(WHAT THIS TASK INVOLVES): If a line of the records contains the word "file", list it.
◇ ◇ ◇ ◇
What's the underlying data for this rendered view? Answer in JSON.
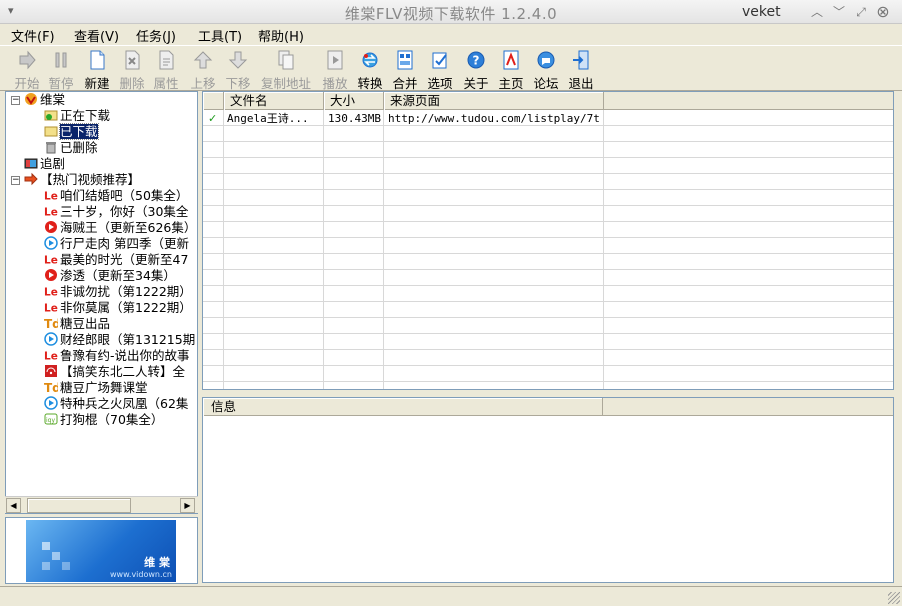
{
  "window": {
    "title": "维棠FLV视频下载软件 1.2.4.0",
    "user": "veket",
    "sys_menu_icon": "chevron-down-icon",
    "controls": [
      "minimize-icon",
      "restore-icon",
      "maximize-icon",
      "close-icon"
    ]
  },
  "menu": [
    "文件(F)",
    "查看(V)",
    "任务(J)",
    "工具(T)",
    "帮助(H)"
  ],
  "toolbar": [
    {
      "label": "开始",
      "icon": "play-arrow-icon",
      "enabled": false
    },
    {
      "label": "暂停",
      "icon": "pause-icon",
      "enabled": false
    },
    {
      "label": "新建",
      "icon": "new-file-icon",
      "enabled": true
    },
    {
      "label": "删除",
      "icon": "delete-icon",
      "enabled": false
    },
    {
      "label": "属性",
      "icon": "properties-icon",
      "enabled": false
    },
    {
      "label": "上移",
      "icon": "move-up-icon",
      "enabled": false
    },
    {
      "label": "下移",
      "icon": "move-down-icon",
      "enabled": false
    },
    {
      "label": "复制地址",
      "icon": "copy-icon",
      "enabled": false
    },
    {
      "label": "播放",
      "icon": "play-file-icon",
      "enabled": false
    },
    {
      "label": "转换",
      "icon": "convert-icon",
      "enabled": true
    },
    {
      "label": "合并",
      "icon": "merge-icon",
      "enabled": true
    },
    {
      "label": "选项",
      "icon": "options-icon",
      "enabled": true
    },
    {
      "label": "关于",
      "icon": "help-icon",
      "enabled": true
    },
    {
      "label": "主页",
      "icon": "homepage-icon",
      "enabled": true
    },
    {
      "label": "论坛",
      "icon": "forum-icon",
      "enabled": true
    },
    {
      "label": "退出",
      "icon": "exit-icon",
      "enabled": true
    }
  ],
  "tree": {
    "root": "维棠",
    "root_children": [
      "正在下载",
      "已下载",
      "已删除"
    ],
    "selected": "已下载",
    "drama": "追剧",
    "hot": "【热门视频推荐】",
    "hot_items": [
      {
        "label": "咱们结婚吧（50集全）",
        "source": "le"
      },
      {
        "label": "三十岁，你好（30集全",
        "source": "le"
      },
      {
        "label": "海贼王（更新至626集）",
        "source": "tudou"
      },
      {
        "label": "行尸走肉 第四季（更新",
        "source": "youku"
      },
      {
        "label": "最美的时光（更新至47",
        "source": "le"
      },
      {
        "label": "渗透（更新至34集）",
        "source": "tudou"
      },
      {
        "label": "非诚勿扰（第1222期）",
        "source": "le"
      },
      {
        "label": "非你莫属（第1222期）",
        "source": "le"
      },
      {
        "label": "糖豆出品",
        "source": "tangdou"
      },
      {
        "label": "财经郎眼（第131215期",
        "source": "youku"
      },
      {
        "label": "鲁豫有约-说出你的故事",
        "source": "le"
      },
      {
        "label": "【搞笑东北二人转】全",
        "source": "other"
      },
      {
        "label": "糖豆广场舞课堂",
        "source": "tangdou"
      },
      {
        "label": "特种兵之火凤凰（62集",
        "source": "youku"
      },
      {
        "label": "打狗棍（70集全）",
        "source": "iqiyi"
      }
    ]
  },
  "banner": {
    "brand": "维 棠",
    "url": "www.vidown.cn"
  },
  "list": {
    "columns": [
      "文件名",
      "大小",
      "来源页面"
    ],
    "rows": [
      {
        "status_icon": "checkmark-icon",
        "name": "Angela王诗...",
        "size": "130.43MB",
        "source": "http://www.tudou.com/listplay/7t..."
      }
    ]
  },
  "info": {
    "header": "信息"
  },
  "colors": {
    "selection": "#0a246a",
    "le_red": "#e0201a",
    "check_green": "#1a9a1a",
    "toolbar_blue": "#1f6fd1"
  }
}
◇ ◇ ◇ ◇
(SOLUTION TO THIS EXERCISE):
      "icon": "new-file-icon",
      "icon": "play-file-icon",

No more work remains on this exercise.